EXERCISE INPUTS:
»»

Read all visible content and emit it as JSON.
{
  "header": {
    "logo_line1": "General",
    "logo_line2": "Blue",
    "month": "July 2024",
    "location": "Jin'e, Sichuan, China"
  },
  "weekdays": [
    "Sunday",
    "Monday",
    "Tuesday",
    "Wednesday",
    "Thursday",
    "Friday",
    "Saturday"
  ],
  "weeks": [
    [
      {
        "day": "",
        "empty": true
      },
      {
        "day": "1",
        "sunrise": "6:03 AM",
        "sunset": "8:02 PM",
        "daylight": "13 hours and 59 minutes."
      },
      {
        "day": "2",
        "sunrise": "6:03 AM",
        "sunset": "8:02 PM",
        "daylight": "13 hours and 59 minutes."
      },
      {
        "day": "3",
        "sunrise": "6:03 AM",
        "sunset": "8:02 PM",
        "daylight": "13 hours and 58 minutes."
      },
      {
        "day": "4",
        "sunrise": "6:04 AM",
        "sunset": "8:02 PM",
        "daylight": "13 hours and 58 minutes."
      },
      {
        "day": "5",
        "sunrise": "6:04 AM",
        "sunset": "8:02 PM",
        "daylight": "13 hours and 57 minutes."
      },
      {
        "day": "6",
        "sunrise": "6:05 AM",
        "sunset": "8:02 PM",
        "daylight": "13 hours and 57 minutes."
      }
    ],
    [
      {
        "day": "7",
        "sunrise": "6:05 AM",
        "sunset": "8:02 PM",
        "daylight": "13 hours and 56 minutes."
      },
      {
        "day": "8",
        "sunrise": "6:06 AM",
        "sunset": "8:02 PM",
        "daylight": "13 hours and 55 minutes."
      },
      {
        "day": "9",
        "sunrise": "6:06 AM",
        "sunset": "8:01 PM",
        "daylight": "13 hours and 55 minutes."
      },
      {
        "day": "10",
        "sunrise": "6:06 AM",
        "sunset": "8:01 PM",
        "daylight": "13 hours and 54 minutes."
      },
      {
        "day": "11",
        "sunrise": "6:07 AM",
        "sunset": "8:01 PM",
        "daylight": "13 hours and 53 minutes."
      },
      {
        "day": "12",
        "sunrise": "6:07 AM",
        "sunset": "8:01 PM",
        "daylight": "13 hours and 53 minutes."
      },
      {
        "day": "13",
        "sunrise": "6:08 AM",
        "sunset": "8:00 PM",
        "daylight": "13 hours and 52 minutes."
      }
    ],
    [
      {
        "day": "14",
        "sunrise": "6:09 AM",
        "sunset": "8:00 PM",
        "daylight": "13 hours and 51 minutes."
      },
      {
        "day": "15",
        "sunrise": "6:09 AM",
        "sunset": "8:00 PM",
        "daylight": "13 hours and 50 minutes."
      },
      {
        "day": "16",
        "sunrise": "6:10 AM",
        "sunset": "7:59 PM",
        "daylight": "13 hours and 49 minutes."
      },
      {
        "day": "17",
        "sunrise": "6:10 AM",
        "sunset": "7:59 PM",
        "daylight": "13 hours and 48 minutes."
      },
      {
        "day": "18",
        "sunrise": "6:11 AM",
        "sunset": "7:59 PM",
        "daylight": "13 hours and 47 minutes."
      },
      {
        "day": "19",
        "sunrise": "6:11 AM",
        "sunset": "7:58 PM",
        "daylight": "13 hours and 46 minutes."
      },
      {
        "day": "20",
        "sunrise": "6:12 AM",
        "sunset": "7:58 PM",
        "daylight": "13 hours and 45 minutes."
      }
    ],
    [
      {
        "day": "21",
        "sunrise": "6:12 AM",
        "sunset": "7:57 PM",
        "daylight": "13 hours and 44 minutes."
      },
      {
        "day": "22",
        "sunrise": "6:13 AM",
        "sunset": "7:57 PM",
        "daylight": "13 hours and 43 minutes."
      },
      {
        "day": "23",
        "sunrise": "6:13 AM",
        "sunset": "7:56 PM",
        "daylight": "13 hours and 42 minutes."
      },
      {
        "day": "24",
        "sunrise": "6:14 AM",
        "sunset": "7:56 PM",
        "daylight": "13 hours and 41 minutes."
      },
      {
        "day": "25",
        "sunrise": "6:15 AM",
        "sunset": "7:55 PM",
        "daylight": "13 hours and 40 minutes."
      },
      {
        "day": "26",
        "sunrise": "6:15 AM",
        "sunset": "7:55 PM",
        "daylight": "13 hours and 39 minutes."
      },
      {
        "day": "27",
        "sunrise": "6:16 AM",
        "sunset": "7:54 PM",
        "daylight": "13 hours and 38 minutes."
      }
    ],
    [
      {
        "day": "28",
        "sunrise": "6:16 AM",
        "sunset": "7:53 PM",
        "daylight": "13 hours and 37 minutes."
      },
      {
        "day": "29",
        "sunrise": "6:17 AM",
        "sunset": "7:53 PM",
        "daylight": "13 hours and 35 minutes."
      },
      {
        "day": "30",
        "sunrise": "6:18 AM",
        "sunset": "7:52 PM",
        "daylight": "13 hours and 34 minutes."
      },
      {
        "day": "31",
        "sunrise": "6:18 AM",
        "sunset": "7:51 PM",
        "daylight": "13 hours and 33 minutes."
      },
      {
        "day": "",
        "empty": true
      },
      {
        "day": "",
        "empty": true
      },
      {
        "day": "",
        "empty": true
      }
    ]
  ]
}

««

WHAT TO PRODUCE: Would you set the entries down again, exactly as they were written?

PROBLEM SOLUTION:
Read all visible content and emit it as JSON.
{
  "header": {
    "logo_line1": "General",
    "logo_line2": "Blue",
    "month": "July 2024",
    "location": "Jin'e, Sichuan, China"
  },
  "weekdays": [
    "Sunday",
    "Monday",
    "Tuesday",
    "Wednesday",
    "Thursday",
    "Friday",
    "Saturday"
  ],
  "weeks": [
    [
      {
        "day": "",
        "empty": true
      },
      {
        "day": "1",
        "sunrise": "6:03 AM",
        "sunset": "8:02 PM",
        "daylight": "13 hours and 59 minutes."
      },
      {
        "day": "2",
        "sunrise": "6:03 AM",
        "sunset": "8:02 PM",
        "daylight": "13 hours and 59 minutes."
      },
      {
        "day": "3",
        "sunrise": "6:03 AM",
        "sunset": "8:02 PM",
        "daylight": "13 hours and 58 minutes."
      },
      {
        "day": "4",
        "sunrise": "6:04 AM",
        "sunset": "8:02 PM",
        "daylight": "13 hours and 58 minutes."
      },
      {
        "day": "5",
        "sunrise": "6:04 AM",
        "sunset": "8:02 PM",
        "daylight": "13 hours and 57 minutes."
      },
      {
        "day": "6",
        "sunrise": "6:05 AM",
        "sunset": "8:02 PM",
        "daylight": "13 hours and 57 minutes."
      }
    ],
    [
      {
        "day": "7",
        "sunrise": "6:05 AM",
        "sunset": "8:02 PM",
        "daylight": "13 hours and 56 minutes."
      },
      {
        "day": "8",
        "sunrise": "6:06 AM",
        "sunset": "8:02 PM",
        "daylight": "13 hours and 55 minutes."
      },
      {
        "day": "9",
        "sunrise": "6:06 AM",
        "sunset": "8:01 PM",
        "daylight": "13 hours and 55 minutes."
      },
      {
        "day": "10",
        "sunrise": "6:06 AM",
        "sunset": "8:01 PM",
        "daylight": "13 hours and 54 minutes."
      },
      {
        "day": "11",
        "sunrise": "6:07 AM",
        "sunset": "8:01 PM",
        "daylight": "13 hours and 53 minutes."
      },
      {
        "day": "12",
        "sunrise": "6:07 AM",
        "sunset": "8:01 PM",
        "daylight": "13 hours and 53 minutes."
      },
      {
        "day": "13",
        "sunrise": "6:08 AM",
        "sunset": "8:00 PM",
        "daylight": "13 hours and 52 minutes."
      }
    ],
    [
      {
        "day": "14",
        "sunrise": "6:09 AM",
        "sunset": "8:00 PM",
        "daylight": "13 hours and 51 minutes."
      },
      {
        "day": "15",
        "sunrise": "6:09 AM",
        "sunset": "8:00 PM",
        "daylight": "13 hours and 50 minutes."
      },
      {
        "day": "16",
        "sunrise": "6:10 AM",
        "sunset": "7:59 PM",
        "daylight": "13 hours and 49 minutes."
      },
      {
        "day": "17",
        "sunrise": "6:10 AM",
        "sunset": "7:59 PM",
        "daylight": "13 hours and 48 minutes."
      },
      {
        "day": "18",
        "sunrise": "6:11 AM",
        "sunset": "7:59 PM",
        "daylight": "13 hours and 47 minutes."
      },
      {
        "day": "19",
        "sunrise": "6:11 AM",
        "sunset": "7:58 PM",
        "daylight": "13 hours and 46 minutes."
      },
      {
        "day": "20",
        "sunrise": "6:12 AM",
        "sunset": "7:58 PM",
        "daylight": "13 hours and 45 minutes."
      }
    ],
    [
      {
        "day": "21",
        "sunrise": "6:12 AM",
        "sunset": "7:57 PM",
        "daylight": "13 hours and 44 minutes."
      },
      {
        "day": "22",
        "sunrise": "6:13 AM",
        "sunset": "7:57 PM",
        "daylight": "13 hours and 43 minutes."
      },
      {
        "day": "23",
        "sunrise": "6:13 AM",
        "sunset": "7:56 PM",
        "daylight": "13 hours and 42 minutes."
      },
      {
        "day": "24",
        "sunrise": "6:14 AM",
        "sunset": "7:56 PM",
        "daylight": "13 hours and 41 minutes."
      },
      {
        "day": "25",
        "sunrise": "6:15 AM",
        "sunset": "7:55 PM",
        "daylight": "13 hours and 40 minutes."
      },
      {
        "day": "26",
        "sunrise": "6:15 AM",
        "sunset": "7:55 PM",
        "daylight": "13 hours and 39 minutes."
      },
      {
        "day": "27",
        "sunrise": "6:16 AM",
        "sunset": "7:54 PM",
        "daylight": "13 hours and 38 minutes."
      }
    ],
    [
      {
        "day": "28",
        "sunrise": "6:16 AM",
        "sunset": "7:53 PM",
        "daylight": "13 hours and 37 minutes."
      },
      {
        "day": "29",
        "sunrise": "6:17 AM",
        "sunset": "7:53 PM",
        "daylight": "13 hours and 35 minutes."
      },
      {
        "day": "30",
        "sunrise": "6:18 AM",
        "sunset": "7:52 PM",
        "daylight": "13 hours and 34 minutes."
      },
      {
        "day": "31",
        "sunrise": "6:18 AM",
        "sunset": "7:51 PM",
        "daylight": "13 hours and 33 minutes."
      },
      {
        "day": "",
        "empty": true
      },
      {
        "day": "",
        "empty": true
      },
      {
        "day": "",
        "empty": true
      }
    ]
  ]
}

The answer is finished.